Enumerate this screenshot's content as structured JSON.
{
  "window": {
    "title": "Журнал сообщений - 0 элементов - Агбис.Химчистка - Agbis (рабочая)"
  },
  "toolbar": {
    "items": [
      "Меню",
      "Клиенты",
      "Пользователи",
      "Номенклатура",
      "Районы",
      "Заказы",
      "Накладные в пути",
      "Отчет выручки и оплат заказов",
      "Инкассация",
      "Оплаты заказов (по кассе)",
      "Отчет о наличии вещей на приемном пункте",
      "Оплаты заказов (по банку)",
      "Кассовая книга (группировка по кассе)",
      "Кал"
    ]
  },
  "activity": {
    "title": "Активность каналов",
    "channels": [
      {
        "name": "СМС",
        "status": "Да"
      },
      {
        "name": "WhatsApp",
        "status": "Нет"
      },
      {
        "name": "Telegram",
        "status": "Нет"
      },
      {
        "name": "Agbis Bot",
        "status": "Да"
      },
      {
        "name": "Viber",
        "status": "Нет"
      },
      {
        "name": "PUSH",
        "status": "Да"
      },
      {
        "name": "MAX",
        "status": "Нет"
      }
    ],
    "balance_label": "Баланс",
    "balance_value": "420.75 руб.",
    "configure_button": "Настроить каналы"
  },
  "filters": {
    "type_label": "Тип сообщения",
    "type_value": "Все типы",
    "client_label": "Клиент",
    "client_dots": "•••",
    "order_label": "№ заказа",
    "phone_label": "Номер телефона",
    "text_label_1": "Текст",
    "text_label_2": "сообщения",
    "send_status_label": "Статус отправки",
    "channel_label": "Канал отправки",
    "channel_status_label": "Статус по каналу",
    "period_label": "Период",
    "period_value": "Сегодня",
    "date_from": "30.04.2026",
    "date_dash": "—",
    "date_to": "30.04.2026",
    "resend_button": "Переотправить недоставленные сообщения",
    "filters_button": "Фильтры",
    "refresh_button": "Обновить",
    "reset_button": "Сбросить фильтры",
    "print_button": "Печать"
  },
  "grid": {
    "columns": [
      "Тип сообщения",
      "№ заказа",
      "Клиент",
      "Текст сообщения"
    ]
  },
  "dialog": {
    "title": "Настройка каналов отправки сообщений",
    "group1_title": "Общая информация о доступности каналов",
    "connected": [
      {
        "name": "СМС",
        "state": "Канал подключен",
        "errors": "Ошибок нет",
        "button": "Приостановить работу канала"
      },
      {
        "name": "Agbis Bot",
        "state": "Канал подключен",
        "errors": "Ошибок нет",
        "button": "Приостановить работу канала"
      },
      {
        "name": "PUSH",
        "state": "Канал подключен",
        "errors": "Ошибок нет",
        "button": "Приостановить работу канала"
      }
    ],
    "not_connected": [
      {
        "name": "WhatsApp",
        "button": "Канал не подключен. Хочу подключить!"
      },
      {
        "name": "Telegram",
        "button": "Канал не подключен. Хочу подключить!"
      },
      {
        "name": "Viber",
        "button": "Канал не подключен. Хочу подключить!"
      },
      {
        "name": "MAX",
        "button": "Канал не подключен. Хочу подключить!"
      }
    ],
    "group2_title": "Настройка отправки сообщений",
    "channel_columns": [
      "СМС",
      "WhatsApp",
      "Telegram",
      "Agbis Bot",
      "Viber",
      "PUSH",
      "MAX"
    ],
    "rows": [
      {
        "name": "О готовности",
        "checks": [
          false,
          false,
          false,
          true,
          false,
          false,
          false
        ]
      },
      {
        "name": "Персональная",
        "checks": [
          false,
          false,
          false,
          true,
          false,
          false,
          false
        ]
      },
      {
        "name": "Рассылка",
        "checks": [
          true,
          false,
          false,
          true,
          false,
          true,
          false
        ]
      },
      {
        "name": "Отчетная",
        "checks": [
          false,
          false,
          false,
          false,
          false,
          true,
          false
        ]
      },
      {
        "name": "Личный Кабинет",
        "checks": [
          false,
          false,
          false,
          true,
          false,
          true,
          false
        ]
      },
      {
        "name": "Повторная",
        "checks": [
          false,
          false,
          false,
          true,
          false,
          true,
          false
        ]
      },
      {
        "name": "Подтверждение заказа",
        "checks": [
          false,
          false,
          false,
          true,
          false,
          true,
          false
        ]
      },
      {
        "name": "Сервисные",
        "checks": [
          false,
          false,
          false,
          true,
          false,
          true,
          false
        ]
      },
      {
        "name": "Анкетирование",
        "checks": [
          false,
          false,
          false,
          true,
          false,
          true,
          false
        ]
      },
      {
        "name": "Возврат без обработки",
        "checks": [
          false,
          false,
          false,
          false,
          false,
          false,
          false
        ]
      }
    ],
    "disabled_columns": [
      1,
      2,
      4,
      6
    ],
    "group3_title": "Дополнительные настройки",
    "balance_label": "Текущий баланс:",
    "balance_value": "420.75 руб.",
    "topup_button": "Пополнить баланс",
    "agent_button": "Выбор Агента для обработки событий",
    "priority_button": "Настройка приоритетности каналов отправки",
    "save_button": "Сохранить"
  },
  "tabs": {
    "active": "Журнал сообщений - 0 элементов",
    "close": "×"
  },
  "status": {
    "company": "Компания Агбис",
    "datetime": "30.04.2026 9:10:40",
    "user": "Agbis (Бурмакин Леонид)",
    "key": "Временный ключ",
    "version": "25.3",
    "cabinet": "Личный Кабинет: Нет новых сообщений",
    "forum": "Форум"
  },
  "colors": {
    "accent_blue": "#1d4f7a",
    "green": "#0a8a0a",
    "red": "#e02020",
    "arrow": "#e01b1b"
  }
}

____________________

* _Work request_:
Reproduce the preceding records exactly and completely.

* _Exercise solution_:
Enumerate this screenshot's content as structured JSON.
{
  "window": {
    "title": "Журнал сообщений - 0 элементов - Агбис.Химчистка - Agbis (рабочая)"
  },
  "toolbar": {
    "items": [
      "Меню",
      "Клиенты",
      "Пользователи",
      "Номенклатура",
      "Районы",
      "Заказы",
      "Накладные в пути",
      "Отчет выручки и оплат заказов",
      "Инкассация",
      "Оплаты заказов (по кассе)",
      "Отчет о наличии вещей на приемном пункте",
      "Оплаты заказов (по банку)",
      "Кассовая книга (группировка по кассе)",
      "Кал"
    ]
  },
  "activity": {
    "title": "Активность каналов",
    "channels": [
      {
        "name": "СМС",
        "status": "Да"
      },
      {
        "name": "WhatsApp",
        "status": "Нет"
      },
      {
        "name": "Telegram",
        "status": "Нет"
      },
      {
        "name": "Agbis Bot",
        "status": "Да"
      },
      {
        "name": "Viber",
        "status": "Нет"
      },
      {
        "name": "PUSH",
        "status": "Да"
      },
      {
        "name": "MAX",
        "status": "Нет"
      }
    ],
    "balance_label": "Баланс",
    "balance_value": "420.75 руб.",
    "configure_button": "Настроить каналы"
  },
  "filters": {
    "type_label": "Тип сообщения",
    "type_value": "Все типы",
    "client_label": "Клиент",
    "client_dots": "•••",
    "order_label": "№ заказа",
    "phone_label": "Номер телефона",
    "text_label_1": "Текст",
    "text_label_2": "сообщения",
    "send_status_label": "Статус отправки",
    "channel_label": "Канал отправки",
    "channel_status_label": "Статус по каналу",
    "period_label": "Период",
    "period_value": "Сегодня",
    "date_from": "30.04.2026",
    "date_dash": "—",
    "date_to": "30.04.2026",
    "resend_button": "Переотправить недоставленные сообщения",
    "filters_button": "Фильтры",
    "refresh_button": "Обновить",
    "reset_button": "Сбросить фильтры",
    "print_button": "Печать"
  },
  "grid": {
    "columns": [
      "Тип сообщения",
      "№ заказа",
      "Клиент",
      "Текст сообщения"
    ]
  },
  "dialog": {
    "title": "Настройка каналов отправки сообщений",
    "group1_title": "Общая информация о доступности каналов",
    "connected": [
      {
        "name": "СМС",
        "state": "Канал подключен",
        "errors": "Ошибок нет",
        "button": "Приостановить работу канала"
      },
      {
        "name": "Agbis Bot",
        "state": "Канал подключен",
        "errors": "Ошибок нет",
        "button": "Приостановить работу канала"
      },
      {
        "name": "PUSH",
        "state": "Канал подключен",
        "errors": "Ошибок нет",
        "button": "Приостановить работу канала"
      }
    ],
    "not_connected": [
      {
        "name": "WhatsApp",
        "button": "Канал не подключен. Хочу подключить!"
      },
      {
        "name": "Telegram",
        "button": "Канал не подключен. Хочу подключить!"
      },
      {
        "name": "Viber",
        "button": "Канал не подключен. Хочу подключить!"
      },
      {
        "name": "MAX",
        "button": "Канал не подключен. Хочу подключить!"
      }
    ],
    "group2_title": "Настройка отправки сообщений",
    "channel_columns": [
      "СМС",
      "WhatsApp",
      "Telegram",
      "Agbis Bot",
      "Viber",
      "PUSH",
      "MAX"
    ],
    "rows": [
      {
        "name": "О готовности",
        "checks": [
          false,
          false,
          false,
          true,
          false,
          false,
          false
        ]
      },
      {
        "name": "Персональная",
        "checks": [
          false,
          false,
          false,
          true,
          false,
          false,
          false
        ]
      },
      {
        "name": "Рассылка",
        "checks": [
          true,
          false,
          false,
          true,
          false,
          true,
          false
        ]
      },
      {
        "name": "Отчетная",
        "checks": [
          false,
          false,
          false,
          false,
          false,
          true,
          false
        ]
      },
      {
        "name": "Личный Кабинет",
        "checks": [
          false,
          false,
          false,
          true,
          false,
          true,
          false
        ]
      },
      {
        "name": "Повторная",
        "checks": [
          false,
          false,
          false,
          true,
          false,
          true,
          false
        ]
      },
      {
        "name": "Подтверждение заказа",
        "checks": [
          false,
          false,
          false,
          true,
          false,
          true,
          false
        ]
      },
      {
        "name": "Сервисные",
        "checks": [
          false,
          false,
          false,
          true,
          false,
          true,
          false
        ]
      },
      {
        "name": "Анкетирование",
        "checks": [
          false,
          false,
          false,
          true,
          false,
          true,
          false
        ]
      },
      {
        "name": "Возврат без обработки",
        "checks": [
          false,
          false,
          false,
          false,
          false,
          false,
          false
        ]
      }
    ],
    "disabled_columns": [
      1,
      2,
      4,
      6
    ],
    "group3_title": "Дополнительные настройки",
    "balance_label": "Текущий баланс:",
    "balance_value": "420.75 руб.",
    "topup_button": "Пополнить баланс",
    "agent_button": "Выбор Агента для обработки событий",
    "priority_button": "Настройка приоритетности каналов отправки",
    "save_button": "Сохранить"
  },
  "tabs": {
    "active": "Журнал сообщений - 0 элементов",
    "close": "×"
  },
  "status": {
    "company": "Компания Агбис",
    "datetime": "30.04.2026 9:10:40",
    "user": "Agbis (Бурмакин Леонид)",
    "key": "Временный ключ",
    "version": "25.3",
    "cabinet": "Личный Кабинет: Нет новых сообщений",
    "forum": "Форум"
  },
  "colors": {
    "accent_blue": "#1d4f7a",
    "green": "#0a8a0a",
    "red": "#e02020",
    "arrow": "#e01b1b"
  }
}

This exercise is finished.